In that regard then, the poet is spectator, a kind of witness. The spectators at a baseball game spend a lot of time watching nothing happen waiting for a homerun or a dramatic diving catch or a play at the plate. Ditto, the spectator of the world watches the mundane waiting for the world to deliver something worth reporting on. If we’re distracted, we might not notice something, might find ourselves not bringing it to life in a way that captures the imagination.  More importantly, what we see needs to be something that captures our imagination, it needs to find its language within us so that we can bring it to life for the reader.

In this regard, then, we become speculators in both senses of the word.  First off, in our writing, we are making new thoughts. We are considering the importance of our images, and thus we are speculating, and by that I mean “to engage in a course of reasoning often based on inconclusive evidence; conjecture or theorize.” The best poems think through images, engage the material in creative ways. The best poems provide the reader with this new thinking. In that way, the poem is an act of commerce, an exchange of time and energy for the linguistic experience found in the poem. In this regards, the poet is a speculator in another way, too, “engag[ing] in the buying or selling of a commodity with an element of risk on the chance of profit.” Each image chosen, each word chosen to bring this image to life, is a commodity brought into the poem, and with it comes the possibility of a successful poem. Ditto, the possibility of failure.

All writing in some way is about what’s on our spectrum, in this case meaning the “band of colors produced when the wavelengths making up white light are separated, as when light passes through a prism or strikes drops of water”—in other words, what’s visible to the eye. We train our writer’s eye to see things, but often what we see says more about what our filters, our unconscious thinking, our obsessions, than the world as it actually is. Consider the infrared and ultraviolet frequencies of the seeing self. Ask a group of spectators what they saw in a particular moment, and they’ll give you an equal number of narratives because what they see says as much about their interior world as it does about our shared exterior world.

We are asked, then, to speculate, to wonder. To ask questions not only about what we see, but to also ask why we see it.

For those of who find in our present world the nostalgia for the lost world, the past that is gone and yet remains, for those of us who, as Stanley Kunitz put it “Anyone who has lived to the age of five has enough for a life time of poetry” we are dealing constantly with specters, those “ghostly apparition[s]” of a life we can’t shed. Memories are a kind of thinking.
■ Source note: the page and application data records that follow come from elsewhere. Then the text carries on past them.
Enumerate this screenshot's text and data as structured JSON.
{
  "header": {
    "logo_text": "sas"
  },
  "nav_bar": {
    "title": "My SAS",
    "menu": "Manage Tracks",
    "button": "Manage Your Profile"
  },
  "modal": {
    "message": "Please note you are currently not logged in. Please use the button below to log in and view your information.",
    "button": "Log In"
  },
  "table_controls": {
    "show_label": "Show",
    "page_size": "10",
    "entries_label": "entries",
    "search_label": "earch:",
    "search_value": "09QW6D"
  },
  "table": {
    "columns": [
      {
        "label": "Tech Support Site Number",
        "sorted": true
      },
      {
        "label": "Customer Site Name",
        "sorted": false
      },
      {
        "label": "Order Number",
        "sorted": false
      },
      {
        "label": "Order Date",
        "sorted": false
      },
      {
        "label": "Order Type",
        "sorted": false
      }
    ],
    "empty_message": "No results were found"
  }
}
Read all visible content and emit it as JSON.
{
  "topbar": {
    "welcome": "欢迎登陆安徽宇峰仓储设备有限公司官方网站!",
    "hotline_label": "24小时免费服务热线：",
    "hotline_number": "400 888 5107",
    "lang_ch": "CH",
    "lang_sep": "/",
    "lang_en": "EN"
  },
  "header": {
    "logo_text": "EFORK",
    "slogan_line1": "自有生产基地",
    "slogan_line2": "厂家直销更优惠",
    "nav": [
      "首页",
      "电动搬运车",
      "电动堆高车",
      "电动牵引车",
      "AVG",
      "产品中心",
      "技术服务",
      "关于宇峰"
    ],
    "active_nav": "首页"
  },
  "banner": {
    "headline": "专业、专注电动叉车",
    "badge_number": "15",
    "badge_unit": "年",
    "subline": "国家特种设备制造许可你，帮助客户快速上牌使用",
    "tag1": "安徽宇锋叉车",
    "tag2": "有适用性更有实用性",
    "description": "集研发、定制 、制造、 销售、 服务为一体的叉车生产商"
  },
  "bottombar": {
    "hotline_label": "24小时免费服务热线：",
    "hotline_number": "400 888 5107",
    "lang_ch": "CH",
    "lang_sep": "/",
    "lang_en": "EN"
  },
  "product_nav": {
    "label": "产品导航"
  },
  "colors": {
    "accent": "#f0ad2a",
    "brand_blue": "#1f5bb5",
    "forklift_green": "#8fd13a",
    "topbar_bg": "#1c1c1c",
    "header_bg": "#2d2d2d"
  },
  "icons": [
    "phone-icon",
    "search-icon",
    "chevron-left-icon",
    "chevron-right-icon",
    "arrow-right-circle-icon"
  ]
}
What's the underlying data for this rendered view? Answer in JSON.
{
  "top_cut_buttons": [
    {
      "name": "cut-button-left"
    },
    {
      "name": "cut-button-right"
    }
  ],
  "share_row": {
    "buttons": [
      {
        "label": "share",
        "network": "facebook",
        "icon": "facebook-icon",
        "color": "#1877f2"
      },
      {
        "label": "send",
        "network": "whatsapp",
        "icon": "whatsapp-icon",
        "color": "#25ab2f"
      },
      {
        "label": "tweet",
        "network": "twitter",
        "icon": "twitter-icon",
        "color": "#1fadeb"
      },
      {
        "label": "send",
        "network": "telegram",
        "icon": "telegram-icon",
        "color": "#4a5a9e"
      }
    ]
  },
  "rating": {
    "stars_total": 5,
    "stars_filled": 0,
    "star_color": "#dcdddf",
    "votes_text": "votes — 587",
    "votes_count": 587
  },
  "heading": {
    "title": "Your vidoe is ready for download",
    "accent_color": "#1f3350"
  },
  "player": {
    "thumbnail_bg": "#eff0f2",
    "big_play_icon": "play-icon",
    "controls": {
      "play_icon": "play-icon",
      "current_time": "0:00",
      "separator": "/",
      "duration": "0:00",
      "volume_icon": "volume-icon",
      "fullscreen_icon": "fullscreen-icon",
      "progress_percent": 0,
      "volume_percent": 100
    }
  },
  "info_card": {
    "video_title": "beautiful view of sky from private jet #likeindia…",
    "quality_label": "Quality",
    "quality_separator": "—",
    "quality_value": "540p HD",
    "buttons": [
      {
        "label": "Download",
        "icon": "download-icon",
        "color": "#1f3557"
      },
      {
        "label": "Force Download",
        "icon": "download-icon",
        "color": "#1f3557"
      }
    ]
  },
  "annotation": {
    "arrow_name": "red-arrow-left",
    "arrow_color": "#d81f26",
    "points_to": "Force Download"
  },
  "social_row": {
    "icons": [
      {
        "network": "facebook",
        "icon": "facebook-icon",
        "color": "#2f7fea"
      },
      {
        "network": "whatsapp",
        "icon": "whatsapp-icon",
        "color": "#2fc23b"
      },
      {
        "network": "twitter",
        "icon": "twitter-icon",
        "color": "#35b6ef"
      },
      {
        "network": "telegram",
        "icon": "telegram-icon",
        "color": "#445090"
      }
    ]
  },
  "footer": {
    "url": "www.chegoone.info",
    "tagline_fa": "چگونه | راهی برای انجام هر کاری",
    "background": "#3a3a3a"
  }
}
Ditto the imagination. By working with both, we create specters for our readers, the best poems become part of their memories if we get the language right, the music right.

Because the poem reflects its writer’s obsessions for the reader, because if reflects the world seen by the poet and not the world as such, the poem functions, then, as a kind of speculum.

Our language exists on a spectrum; the more we read and write, the more we experiment with the elasticity of the language, the more we go searching for Coleridge’s “best word” the broader our spectrum of possible words get. Ditto our craft skills exist in a spectrum. We grow as poets engaging in what’s possible and needing to expand that field of possibility we broaden the spectrum of our prosody.

Spectacle is the name of the quarterly journal of the circus arts, from the second American Heritage definition: “A public performance or display, especially one on a large or lavish scale.” I like to think of the poem as spectacle, too, though more akin to the first definition: “Something that can be seen or viewed, especially something of a remarkable or impressive nature.” At least, a poem should. Each line crafted from the best words, the images, the musicality of the language.

The poem should be spectacular.